Thomas doesn’t have much hope the New Academy Award voting rules will help. “Even with these new rules, it’s going to be difficult as a person of color to get into the academy. The rules need to be amended to make it easier for people of color to get into the voting process.”
Thomas remembers hearing about the lack of diversity in Hollywood since he was in film school in the 80s. He says he’s been talking about diversity in the Academy Awards since Cuba Gooding Jr. won a Best Supporting Actor Oscar in 1997 for Jerry McGuire.
You can blame the Motion Picture Academy all you want, but in reality we don’t have enough diversity of product. There aren’t enough “Straight Out of Comptons” and “Fruitvale Stations” being made, Thomas said. “Only seven of the 400 films considered for this year’s Academy Awards can be considered diverse films.”
The answer is more diverse filmmakers, but more importantly, more people of color giving in positions of power.
“I don't think there's one person of color in Hollywood who can greenlight a film," Guy Aoki of the Media Action Network for Asian Americans recently said.
The Martin Luther King Jr. film “Selma,” that was snubbed at last year’s Oscars, took nearly a decade to get the greenlight in Hollywood. And that was with Oprah Winfrey’s star power behind it as a producer. Oprah is also credited for getting “The Butler” made in 2013.
Thomas doesn’t expect the Oscars to change anytime soon. “Not until you hit them in the pocketbooks,” Thomas said. “If Hollywood studios started losing money like the Montgomery bus system did during the civil rights movement, we might see change.”
This issue is becoming global. Nate did a presentation with Seoul Institute of the Arts and Korean filmmakers asked him about diversity in American film making. They wondered why all Asians were depicted as martial arts experts in Hollywood films. That same issue came up when he was lecturing in China too.
Another solution for diversifying Hollywood: mentorships.
When Thomas went to USC in the late 80’s there were a lot of students whose parents were famous actors and these people had no problem finding jobs. It was a different story for people of color who don’t have high profile name attached to them.
He, like many other film students who go on to become successful, got a break from someone in the industry.
“I don’t know how I feel about this now, but Bill Cosby is credited with giving a lot of people of color their breaks into the film industry,” Thomas said.
Cosby gave Thomas his break in the 1980’s and recently helped CSUN students break into the industry. In 2013, Cosby hired students from Thomas’ film program to help with his Comedy Central special.
It’s about getting more people of color into the film industry at every level. More screenwriters, more showrunners, more directors, more crew members, more executives, etc. The idea is that once more people of color get into the industry they can help bring people of color into the industry through mentorships.

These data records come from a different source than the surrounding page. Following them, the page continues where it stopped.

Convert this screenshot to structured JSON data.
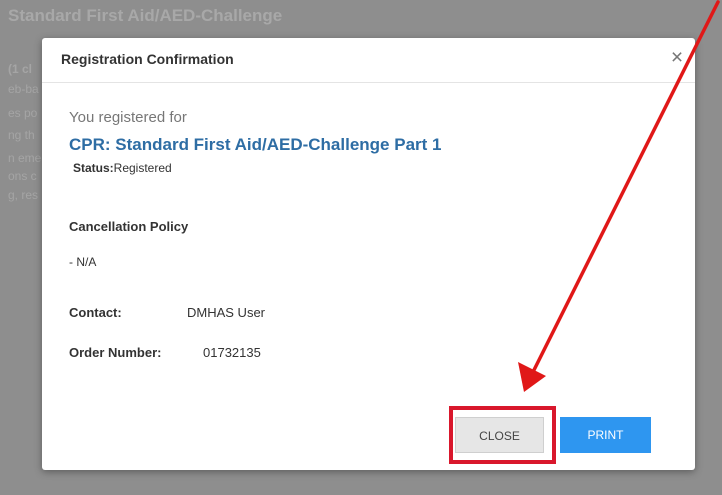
{
  "background": {
    "title": "Standard First Aid/AED-Challenge",
    "lines": [
      "(1 cl",
      "eb-ba",
      "es po",
      "ng th",
      "n eme",
      "ons c",
      "g, res"
    ]
  },
  "modal": {
    "title": "Registration Confirmation",
    "close_icon": "×",
    "intro": "You registered for",
    "course_name": "CPR: Standard First Aid/AED-Challenge Part 1",
    "status_label": "Status:",
    "status_value": "Registered",
    "cancellation_heading": "Cancellation Policy",
    "cancellation_value": "- N/A",
    "contact_label": "Contact:",
    "contact_value": "DMHAS User",
    "order_label": "Order Number:",
    "order_value": "01732135",
    "buttons": {
      "close": "CLOSE",
      "print": "PRINT"
    }
  },
  "colors": {
    "accent": "#2e6da4",
    "print_button": "#2e96f0",
    "annotation": "#d9172c"
  }
}
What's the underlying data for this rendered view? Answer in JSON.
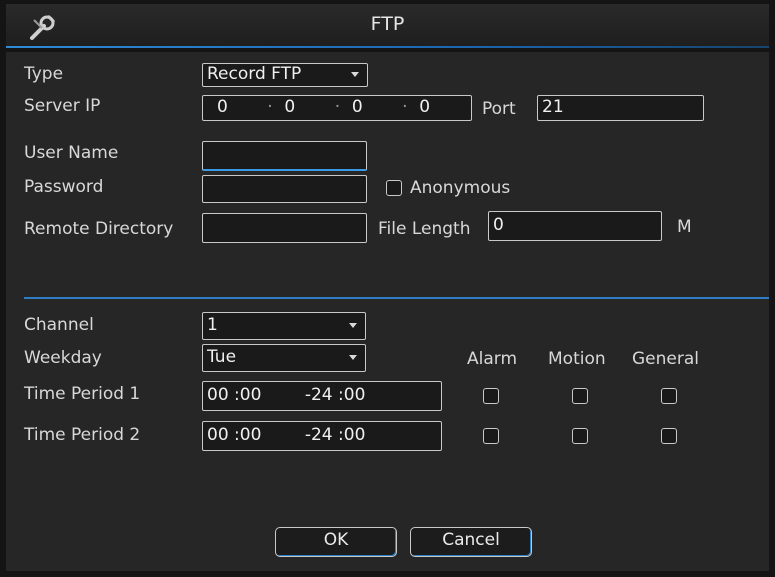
{
  "window": {
    "title": "FTP",
    "tool_icon": "wrench-screwdriver-icon"
  },
  "form": {
    "type_label": "Type",
    "type_value": "Record FTP",
    "server_ip_label": "Server IP",
    "ip": [
      "0",
      "0",
      "0",
      "0"
    ],
    "port_label": "Port",
    "port_value": "21",
    "user_name_label": "User Name",
    "user_name_value": "",
    "password_label": "Password",
    "password_value": "",
    "anonymous_label": "Anonymous",
    "remote_dir_label": "Remote Directory",
    "remote_dir_value": "",
    "file_length_label": "File Length",
    "file_length_value": "0",
    "file_length_unit": "M"
  },
  "schedule": {
    "channel_label": "Channel",
    "channel_value": "1",
    "weekday_label": "Weekday",
    "weekday_value": "Tue",
    "col_alarm": "Alarm",
    "col_motion": "Motion",
    "col_general": "General",
    "periods": [
      {
        "label": "Time Period 1",
        "start_h": "00",
        "start_m": "00",
        "end_h": "24",
        "end_m": "00"
      },
      {
        "label": "Time Period 2",
        "start_h": "00",
        "start_m": "00",
        "end_h": "24",
        "end_m": "00"
      }
    ]
  },
  "buttons": {
    "ok": "OK",
    "cancel": "Cancel"
  },
  "colors": {
    "accent": "#2e7cc4",
    "background": "#262626",
    "title_bar": "#1e1e1e"
  }
}
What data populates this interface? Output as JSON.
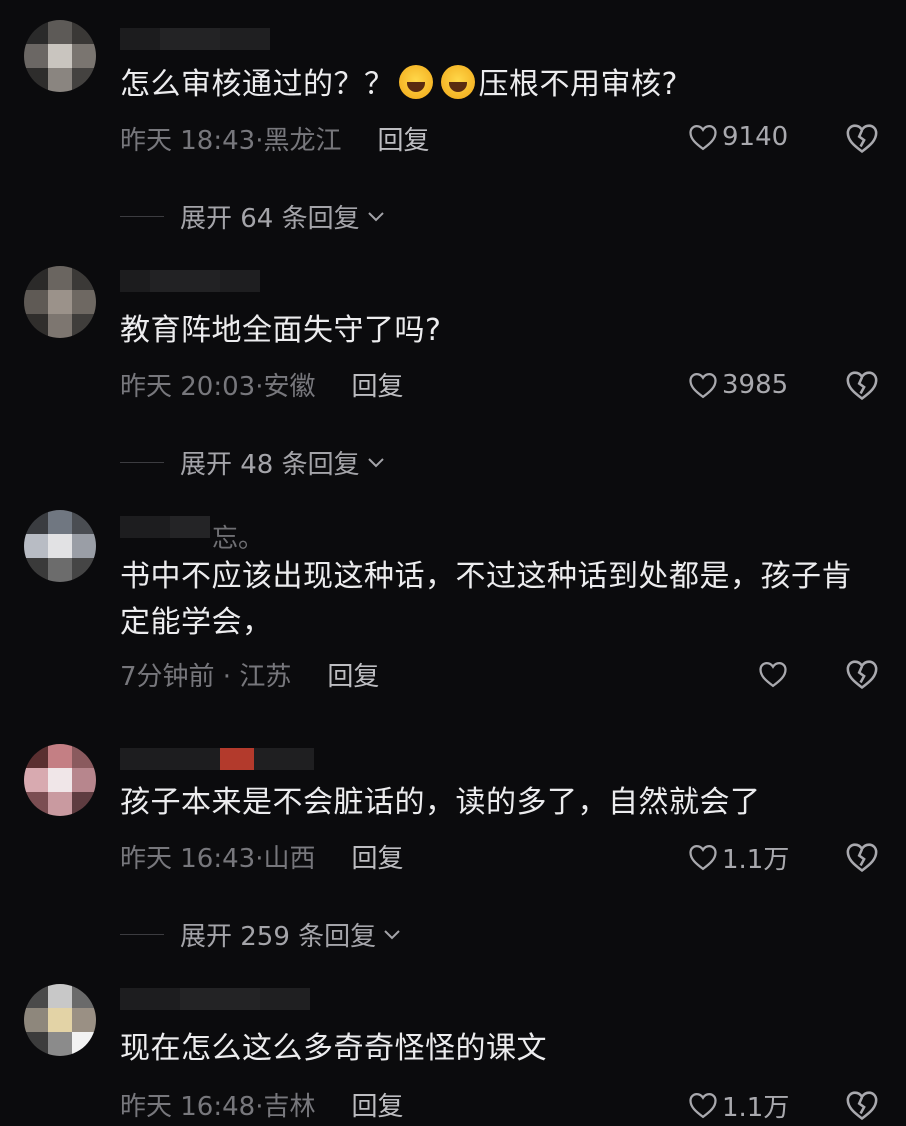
{
  "comments": [
    {
      "text_before": "怎么审核通过的？？",
      "text_after": "压根不用审核?",
      "emojis": [
        "laughing-crying-emoji",
        "laughing-crying-emoji"
      ],
      "time": "昨天 18:43",
      "location": "黑龙江",
      "reply_label": "回复",
      "likes": "9140",
      "expand_label": "展开 64 条回复"
    },
    {
      "text": "教育阵地全面失守了吗?",
      "time": "昨天 20:03",
      "location": "安徽",
      "reply_label": "回复",
      "likes": "3985",
      "expand_label": "展开 48 条回复"
    },
    {
      "name_tail": "忘。",
      "text": "书中不应该出现这种话，不过这种话到处都是，孩子肯定能学会，",
      "time": "7分钟前",
      "location": "江苏",
      "reply_label": "回复",
      "likes": ""
    },
    {
      "text": "孩子本来是不会脏话的，读的多了，自然就会了",
      "time": "昨天 16:43",
      "location": "山西",
      "reply_label": "回复",
      "likes": "1.1万",
      "expand_label": "展开 259 条回复"
    },
    {
      "text": "现在怎么这么多奇奇怪怪的课文",
      "time": "昨天 16:48",
      "location": "吉林",
      "reply_label": "回复",
      "likes": "1.1万"
    }
  ],
  "icons": {
    "like": "heart-outline-icon",
    "dislike": "broken-heart-icon",
    "expand": "chevron-down-icon"
  },
  "colors": {
    "background": "#0b0b0d",
    "text": "#ececee",
    "meta": "#77777c",
    "reply": "#bdbdc1"
  }
}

These people of color are also making more films about people of color. Black USC grads John Singleton (“The Boys in the Hood”) and Ryan Coogler (“Fruitvale Station,” “Creed”) are two examples. But there are only so many Singletons, Cooglers and Cosbys.